Five observers, including Cardinal John Dew from New Zealand and Cardinal Maung Bo from Myanmar, will also attend the assembly.
All members of the Plenary Council will vote on the final wording of each of the motions, across two rounds. A consultative vote will be followed the next day by the deliberative vote of the bishops, after which the outcome of both rounds of voting will be announced.
Cardinal Dew said he considered it “a great honour” to be invited to be an observer for the Council, and he was looking forward to being in person for the second assembly, after participating online last October.
“The Church in Australia and the Church in Aotearoa New Zealand have had very good relationships over many years, and this is an opportunity to dialogue and share together regarding some of the questions that we all face in this part of the world,” he said.
“For me this is an opportunity to be with the Australian Church, clergy and lay people together, reflecting on how we live as the People of God in our part of the world today.”
“There are so many issues which need a Gospel response, and it is my hope that the Plenary Council and the Synod process will bring new life to the Church internationally.”
The Framework for Motions released last month forms the backbone of reflection, discussion and decision during the assembly.
“Our time together in Sydney will be enormously significant for the whole Catholic community, and for our wider society,” Council president Archbishop Timothy Costelloe SDB told members.
“As we strive to discern, and then to embrace, all that God is asking of us now and as we move into the future, we will be challenged to recognise both the strengths and weaknesses of ‘who we are’ and the hope which lies in ‘who God is calling us to become’.”
Bishop Shane Mackinlay, the vice president of the Plenary Council, said in recent months the Council’s drafting committee had worked collaboratively to prepare the Framework for Motions, drawing on more than 30 contributors, including Council members, advisers and theologians.
A key part of this process has also been the input received from nearly 130 Council members, who provided feedback on the initial working document that was distributed to them for reflection.
“It has been a great example of how bishops, priests, Religious and lay people can work together to create an opportunity for important conversations within the Church,” he said.

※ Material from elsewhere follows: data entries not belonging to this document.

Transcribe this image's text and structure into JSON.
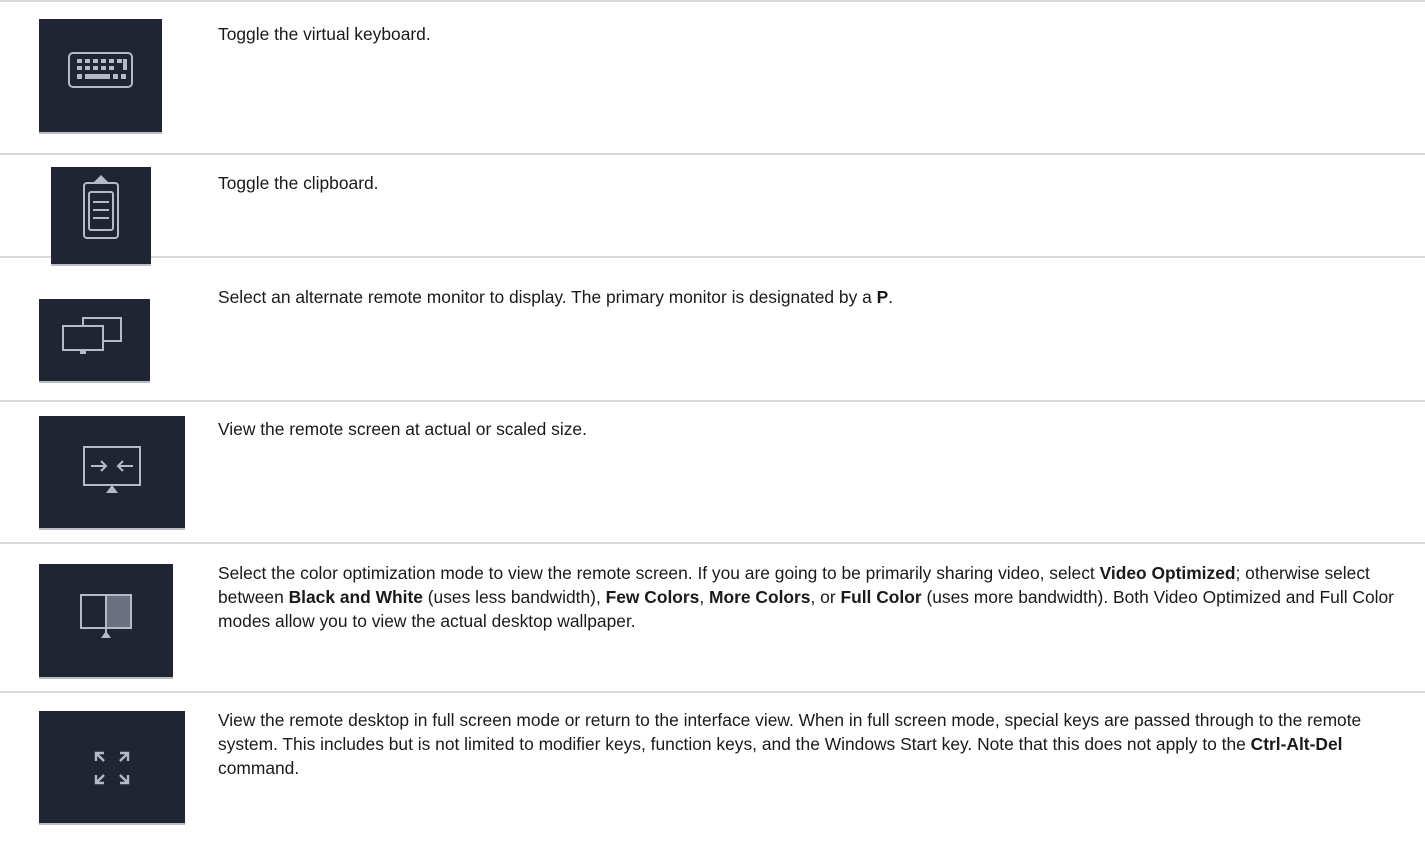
{
  "rows": [
    {
      "icon": "keyboard-icon",
      "segments": [
        {
          "text": "Toggle the virtual keyboard.",
          "bold": false
        }
      ]
    },
    {
      "icon": "clipboard-icon",
      "segments": [
        {
          "text": "Toggle the clipboard.",
          "bold": false
        }
      ]
    },
    {
      "icon": "monitors-icon",
      "segments": [
        {
          "text": "Select an alternate remote monitor to display. The primary monitor is designated by a ",
          "bold": false
        },
        {
          "text": "P",
          "bold": true
        },
        {
          "text": ".",
          "bold": false
        }
      ]
    },
    {
      "icon": "scale-screen-icon",
      "segments": [
        {
          "text": "View the remote screen at actual or scaled size.",
          "bold": false
        }
      ]
    },
    {
      "icon": "color-mode-icon",
      "segments": [
        {
          "text": "Select the color optimization mode to view the remote screen. If you are going to be primarily sharing video, select ",
          "bold": false
        },
        {
          "text": "Video Optimized",
          "bold": true
        },
        {
          "text": "; otherwise select between ",
          "bold": false
        },
        {
          "text": "Black and White",
          "bold": true
        },
        {
          "text": " (uses less bandwidth), ",
          "bold": false
        },
        {
          "text": "Few Colors",
          "bold": true
        },
        {
          "text": ", ",
          "bold": false
        },
        {
          "text": "More Colors",
          "bold": true
        },
        {
          "text": ", or ",
          "bold": false
        },
        {
          "text": "Full Color",
          "bold": true
        },
        {
          "text": " (uses more bandwidth). Both Video Optimized and Full Color modes allow you to view the actual desktop wallpaper.",
          "bold": false
        }
      ]
    },
    {
      "icon": "fullscreen-icon",
      "segments": [
        {
          "text": "View the remote desktop in full screen mode or return to the interface view. When in full screen mode, special keys are passed through to the remote system. This includes but is not limited to modifier keys, function keys, and the Windows Start key. Note that this does not apply to the ",
          "bold": false
        },
        {
          "text": "Ctrl-Alt-Del",
          "bold": true
        },
        {
          "text": " command.",
          "bold": false
        }
      ]
    }
  ],
  "colors": {
    "icon_bg": "#1f2532",
    "icon_stroke": "#b5bac4",
    "border": "#dadada"
  }
}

The motions are grouped under the following themes: Reconciliation: Healing Wounds, Receiving Gifts; Choosing Repentance – Seeking Healing; Called by Christ – Sent Forth as Missionary Disciples; Witnessing to the Equal Dignity of Women and Men; Communion in Grace: Sacrament to the World; Formation and Leadership for Mission and Ministry; At the Service of Communion, Participation and Mission: Governance; and Integral Ecology and Conversion for the Sake of Our Common Home.
Bishop Mackinlay said that the commitment to “co-responsibility” that guided the document’s preparation would also be evident during the second assembly.
“As we prepare to conclude this Plenary Council, our first in 85 years and the first with the voice of women and lay people present, we invite the People of God in Australia to pray for all members in these final weeks of preparation,” he said.Jump to next article